--- START ---
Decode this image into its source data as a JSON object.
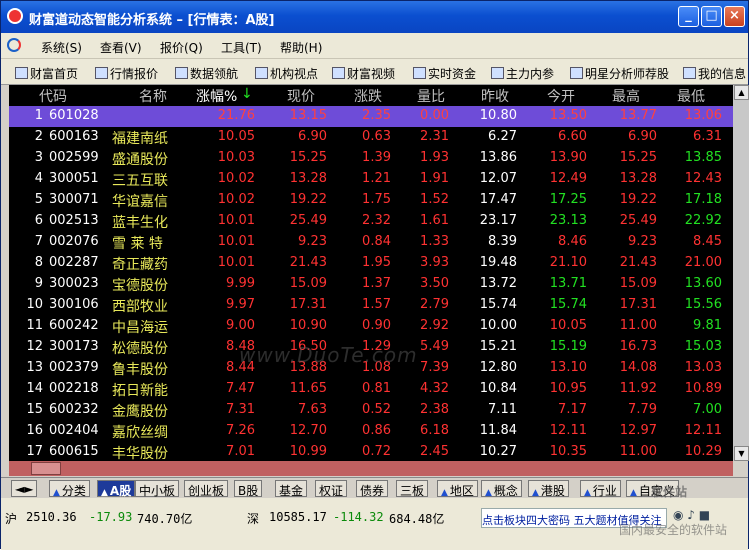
{
  "window": {
    "title": "财富道动态智能分析系统 – [行情表：A股]",
    "buttons": [
      "_",
      "□",
      "×"
    ]
  },
  "menu": [
    "系统(S)",
    "查看(V)",
    "报价(Q)",
    "工具(T)",
    "帮助(H)"
  ],
  "toolbar": [
    "财富首页",
    "行情报价",
    "数据领航",
    "机构视点",
    "财富视频",
    "实时资金",
    "主力内参",
    "明星分析师荐股",
    "我的信息"
  ],
  "table": {
    "headers": [
      "代码",
      "名称",
      "涨幅%",
      "↓",
      "现价",
      "涨跌",
      "量比",
      "昨收",
      "今开",
      "最高",
      "最低"
    ],
    "rows": [
      {
        "idx": "1",
        "code": "601028",
        "name": "",
        "pct": "21.76",
        "price": "13.15",
        "chg": "2.35",
        "vol": "0.00",
        "prev": "10.80",
        "open": "13.50",
        "high": "13.77",
        "low": "13.06",
        "oc": "red",
        "hc": "red",
        "lc": "red"
      },
      {
        "idx": "2",
        "code": "600163",
        "name": "福建南纸",
        "pct": "10.05",
        "price": "6.90",
        "chg": "0.63",
        "vol": "2.31",
        "prev": "6.27",
        "open": "6.60",
        "high": "6.90",
        "low": "6.31",
        "oc": "red",
        "hc": "red",
        "lc": "red"
      },
      {
        "idx": "3",
        "code": "002599",
        "name": "盛通股份",
        "pct": "10.03",
        "price": "15.25",
        "chg": "1.39",
        "vol": "1.93",
        "prev": "13.86",
        "open": "13.90",
        "high": "15.25",
        "low": "13.85",
        "oc": "red",
        "hc": "red",
        "lc": "green"
      },
      {
        "idx": "4",
        "code": "300051",
        "name": "三五互联",
        "pct": "10.02",
        "price": "13.28",
        "chg": "1.21",
        "vol": "1.91",
        "prev": "12.07",
        "open": "12.49",
        "high": "13.28",
        "low": "12.43",
        "oc": "red",
        "hc": "red",
        "lc": "red"
      },
      {
        "idx": "5",
        "code": "300071",
        "name": "华谊嘉信",
        "pct": "10.02",
        "price": "19.22",
        "chg": "1.75",
        "vol": "1.52",
        "prev": "17.47",
        "open": "17.25",
        "high": "19.22",
        "low": "17.18",
        "oc": "green",
        "hc": "red",
        "lc": "green"
      },
      {
        "idx": "6",
        "code": "002513",
        "name": "蓝丰生化",
        "pct": "10.01",
        "price": "25.49",
        "chg": "2.32",
        "vol": "1.61",
        "prev": "23.17",
        "open": "23.13",
        "high": "25.49",
        "low": "22.92",
        "oc": "green",
        "hc": "red",
        "lc": "green"
      },
      {
        "idx": "7",
        "code": "002076",
        "name": "雪 莱 特",
        "pct": "10.01",
        "price": "9.23",
        "chg": "0.84",
        "vol": "1.33",
        "prev": "8.39",
        "open": "8.46",
        "high": "9.23",
        "low": "8.45",
        "oc": "red",
        "hc": "red",
        "lc": "red"
      },
      {
        "idx": "8",
        "code": "002287",
        "name": "奇正藏药",
        "pct": "10.01",
        "price": "21.43",
        "chg": "1.95",
        "vol": "3.93",
        "prev": "19.48",
        "open": "21.10",
        "high": "21.43",
        "low": "21.00",
        "oc": "red",
        "hc": "red",
        "lc": "red"
      },
      {
        "idx": "9",
        "code": "300023",
        "name": "宝德股份",
        "pct": "9.99",
        "price": "15.09",
        "chg": "1.37",
        "vol": "3.50",
        "prev": "13.72",
        "open": "13.71",
        "high": "15.09",
        "low": "13.60",
        "oc": "green",
        "hc": "red",
        "lc": "green"
      },
      {
        "idx": "10",
        "code": "300106",
        "name": "西部牧业",
        "pct": "9.97",
        "price": "17.31",
        "chg": "1.57",
        "vol": "2.79",
        "prev": "15.74",
        "open": "15.74",
        "high": "17.31",
        "low": "15.56",
        "oc": "green",
        "hc": "red",
        "lc": "green"
      },
      {
        "idx": "11",
        "code": "600242",
        "name": "中昌海运",
        "pct": "9.00",
        "price": "10.90",
        "chg": "0.90",
        "vol": "2.92",
        "prev": "10.00",
        "open": "10.05",
        "high": "11.00",
        "low": "9.81",
        "oc": "red",
        "hc": "red",
        "lc": "green"
      },
      {
        "idx": "12",
        "code": "300173",
        "name": "松德股份",
        "pct": "8.48",
        "price": "16.50",
        "chg": "1.29",
        "vol": "5.49",
        "prev": "15.21",
        "open": "15.19",
        "high": "16.73",
        "low": "15.03",
        "oc": "green",
        "hc": "red",
        "lc": "green"
      },
      {
        "idx": "13",
        "code": "002379",
        "name": "鲁丰股份",
        "pct": "8.44",
        "price": "13.88",
        "chg": "1.08",
        "vol": "7.39",
        "prev": "12.80",
        "open": "13.10",
        "high": "14.08",
        "low": "13.03",
        "oc": "red",
        "hc": "red",
        "lc": "red"
      },
      {
        "idx": "14",
        "code": "002218",
        "name": "拓日新能",
        "pct": "7.47",
        "price": "11.65",
        "chg": "0.81",
        "vol": "4.32",
        "prev": "10.84",
        "open": "10.95",
        "high": "11.92",
        "low": "10.89",
        "oc": "red",
        "hc": "red",
        "lc": "red"
      },
      {
        "idx": "15",
        "code": "600232",
        "name": "金鹰股份",
        "pct": "7.31",
        "price": "7.63",
        "chg": "0.52",
        "vol": "2.38",
        "prev": "7.11",
        "open": "7.17",
        "high": "7.79",
        "low": "7.00",
        "oc": "red",
        "hc": "red",
        "lc": "green"
      },
      {
        "idx": "16",
        "code": "002404",
        "name": "嘉欣丝绸",
        "pct": "7.26",
        "price": "12.70",
        "chg": "0.86",
        "vol": "6.18",
        "prev": "11.84",
        "open": "12.11",
        "high": "12.97",
        "low": "12.11",
        "oc": "red",
        "hc": "red",
        "lc": "red"
      },
      {
        "idx": "17",
        "code": "600615",
        "name": "丰华股份",
        "pct": "7.01",
        "price": "10.99",
        "chg": "0.72",
        "vol": "2.45",
        "prev": "10.27",
        "open": "10.35",
        "high": "11.00",
        "low": "10.29",
        "oc": "red",
        "hc": "red",
        "lc": "red"
      }
    ]
  },
  "tabs": [
    {
      "label": "分类",
      "tri": true
    },
    {
      "label": "A股",
      "tri": true,
      "active": true
    },
    {
      "label": "中小板"
    },
    {
      "label": "创业板"
    },
    {
      "label": "B股"
    },
    {
      "label": "基金"
    },
    {
      "label": "权证"
    },
    {
      "label": "债券"
    },
    {
      "label": "三板"
    },
    {
      "label": "地区",
      "tri": true
    },
    {
      "label": "概念",
      "tri": true
    },
    {
      "label": "港股",
      "tri": true
    },
    {
      "label": "行业",
      "tri": true
    },
    {
      "label": "自定义",
      "tri": true
    }
  ],
  "status": {
    "sh_label": "沪",
    "sh_index": "2510.36",
    "sh_change": "-17.93",
    "sh_amount": "740.70亿",
    "sz_label": "深",
    "sz_index": "10585.17",
    "sz_change": "-114.32",
    "sz_amount": "684.48亿",
    "marquee": "点击板块四大密码  五大题材值得关注"
  },
  "watermarks": [
    "www.DuoTe.com",
    "软件站",
    "国内最安全的软件站"
  ],
  "colors": {
    "up": "#ff3232",
    "down": "#22e022",
    "selected_row": "#6e4cd8",
    "name": "#e8e85a"
  }
}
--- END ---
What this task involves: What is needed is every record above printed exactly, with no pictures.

Task output:
Decode this image into its source data as a JSON object.
{
  "window": {
    "title": "财富道动态智能分析系统 – [行情表：A股]",
    "buttons": [
      "_",
      "□",
      "×"
    ]
  },
  "menu": [
    "系统(S)",
    "查看(V)",
    "报价(Q)",
    "工具(T)",
    "帮助(H)"
  ],
  "toolbar": [
    "财富首页",
    "行情报价",
    "数据领航",
    "机构视点",
    "财富视频",
    "实时资金",
    "主力内参",
    "明星分析师荐股",
    "我的信息"
  ],
  "table": {
    "headers": [
      "代码",
      "名称",
      "涨幅%",
      "↓",
      "现价",
      "涨跌",
      "量比",
      "昨收",
      "今开",
      "最高",
      "最低"
    ],
    "rows": [
      {
        "idx": "1",
        "code": "601028",
        "name": "",
        "pct": "21.76",
        "price": "13.15",
        "chg": "2.35",
        "vol": "0.00",
        "prev": "10.80",
        "open": "13.50",
        "high": "13.77",
        "low": "13.06",
        "oc": "red",
        "hc": "red",
        "lc": "red"
      },
      {
        "idx": "2",
        "code": "600163",
        "name": "福建南纸",
        "pct": "10.05",
        "price": "6.90",
        "chg": "0.63",
        "vol": "2.31",
        "prev": "6.27",
        "open": "6.60",
        "high": "6.90",
        "low": "6.31",
        "oc": "red",
        "hc": "red",
        "lc": "red"
      },
      {
        "idx": "3",
        "code": "002599",
        "name": "盛通股份",
        "pct": "10.03",
        "price": "15.25",
        "chg": "1.39",
        "vol": "1.93",
        "prev": "13.86",
        "open": "13.90",
        "high": "15.25",
        "low": "13.85",
        "oc": "red",
        "hc": "red",
        "lc": "green"
      },
      {
        "idx": "4",
        "code": "300051",
        "name": "三五互联",
        "pct": "10.02",
        "price": "13.28",
        "chg": "1.21",
        "vol": "1.91",
        "prev": "12.07",
        "open": "12.49",
        "high": "13.28",
        "low": "12.43",
        "oc": "red",
        "hc": "red",
        "lc": "red"
      },
      {
        "idx": "5",
        "code": "300071",
        "name": "华谊嘉信",
        "pct": "10.02",
        "price": "19.22",
        "chg": "1.75",
        "vol": "1.52",
        "prev": "17.47",
        "open": "17.25",
        "high": "19.22",
        "low": "17.18",
        "oc": "green",
        "hc": "red",
        "lc": "green"
      },
      {
        "idx": "6",
        "code": "002513",
        "name": "蓝丰生化",
        "pct": "10.01",
        "price": "25.49",
        "chg": "2.32",
        "vol": "1.61",
        "prev": "23.17",
        "open": "23.13",
        "high": "25.49",
        "low": "22.92",
        "oc": "green",
        "hc": "red",
        "lc": "green"
      },
      {
        "idx": "7",
        "code": "002076",
        "name": "雪 莱 特",
        "pct": "10.01",
        "price": "9.23",
        "chg": "0.84",
        "vol": "1.33",
        "prev": "8.39",
        "open": "8.46",
        "high": "9.23",
        "low": "8.45",
        "oc": "red",
        "hc": "red",
        "lc": "red"
      },
      {
        "idx": "8",
        "code": "002287",
        "name": "奇正藏药",
        "pct": "10.01",
        "price": "21.43",
        "chg": "1.95",
        "vol": "3.93",
        "prev": "19.48",
        "open": "21.10",
        "high": "21.43",
        "low": "21.00",
        "oc": "red",
        "hc": "red",
        "lc": "red"
      },
      {
        "idx": "9",
        "code": "300023",
        "name": "宝德股份",
        "pct": "9.99",
        "price": "15.09",
        "chg": "1.37",
        "vol": "3.50",
        "prev": "13.72",
        "open": "13.71",
        "high": "15.09",
        "low": "13.60",
        "oc": "green",
        "hc": "red",
        "lc": "green"
      },
      {
        "idx": "10",
        "code": "300106",
        "name": "西部牧业",
        "pct": "9.97",
        "price": "17.31",
        "chg": "1.57",
        "vol": "2.79",
        "prev": "15.74",
        "open": "15.74",
        "high": "17.31",
        "low": "15.56",
        "oc": "green",
        "hc": "red",
        "lc": "green"
      },
      {
        "idx": "11",
        "code": "600242",
        "name": "中昌海运",
        "pct": "9.00",
        "price": "10.90",
        "chg": "0.90",
        "vol": "2.92",
        "prev": "10.00",
        "open": "10.05",
        "high": "11.00",
        "low": "9.81",
        "oc": "red",
        "hc": "red",
        "lc": "green"
      },
      {
        "idx": "12",
        "code": "300173",
        "name": "松德股份",
        "pct": "8.48",
        "price": "16.50",
        "chg": "1.29",
        "vol": "5.49",
        "prev": "15.21",
        "open": "15.19",
        "high": "16.73",
        "low": "15.03",
        "oc": "green",
        "hc": "red",
        "lc": "green"
      },
      {
        "idx": "13",
        "code": "002379",
        "name": "鲁丰股份",
        "pct": "8.44",
        "price": "13.88",
        "chg": "1.08",
        "vol": "7.39",
        "prev": "12.80",
        "open": "13.10",
        "high": "14.08",
        "low": "13.03",
        "oc": "red",
        "hc": "red",
        "lc": "red"
      },
      {
        "idx": "14",
        "code": "002218",
        "name": "拓日新能",
        "pct": "7.47",
        "price": "11.65",
        "chg": "0.81",
        "vol": "4.32",
        "prev": "10.84",
        "open": "10.95",
        "high": "11.92",
        "low": "10.89",
        "oc": "red",
        "hc": "red",
        "lc": "red"
      },
      {
        "idx": "15",
        "code": "600232",
        "name": "金鹰股份",
        "pct": "7.31",
        "price": "7.63",
        "chg": "0.52",
        "vol": "2.38",
        "prev": "7.11",
        "open": "7.17",
        "high": "7.79",
        "low": "7.00",
        "oc": "red",
        "hc": "red",
        "lc": "green"
      },
      {
        "idx": "16",
        "code": "002404",
        "name": "嘉欣丝绸",
        "pct": "7.26",
        "price": "12.70",
        "chg": "0.86",
        "vol": "6.18",
        "prev": "11.84",
        "open": "12.11",
        "high": "12.97",
        "low": "12.11",
        "oc": "red",
        "hc": "red",
        "lc": "red"
      },
      {
        "idx": "17",
        "code": "600615",
        "name": "丰华股份",
        "pct": "7.01",
        "price": "10.99",
        "chg": "0.72",
        "vol": "2.45",
        "prev": "10.27",
        "open": "10.35",
        "high": "11.00",
        "low": "10.29",
        "oc": "red",
        "hc": "red",
        "lc": "red"
      }
    ]
  },
  "tabs": [
    {
      "label": "分类",
      "tri": true
    },
    {
      "label": "A股",
      "tri": true,
      "active": true
    },
    {
      "label": "中小板"
    },
    {
      "label": "创业板"
    },
    {
      "label": "B股"
    },
    {
      "label": "基金"
    },
    {
      "label": "权证"
    },
    {
      "label": "债券"
    },
    {
      "label": "三板"
    },
    {
      "label": "地区",
      "tri": true
    },
    {
      "label": "概念",
      "tri": true
    },
    {
      "label": "港股",
      "tri": true
    },
    {
      "label": "行业",
      "tri": true
    },
    {
      "label": "自定义",
      "tri": true
    }
  ],
  "status": {
    "sh_label": "沪",
    "sh_index": "2510.36",
    "sh_change": "-17.93",
    "sh_amount": "740.70亿",
    "sz_label": "深",
    "sz_index": "10585.17",
    "sz_change": "-114.32",
    "sz_amount": "684.48亿",
    "marquee": "点击板块四大密码  五大题材值得关注"
  },
  "watermarks": [
    "www.DuoTe.com",
    "软件站",
    "国内最安全的软件站"
  ],
  "colors": {
    "up": "#ff3232",
    "down": "#22e022",
    "selected_row": "#6e4cd8",
    "name": "#e8e85a"
  }
}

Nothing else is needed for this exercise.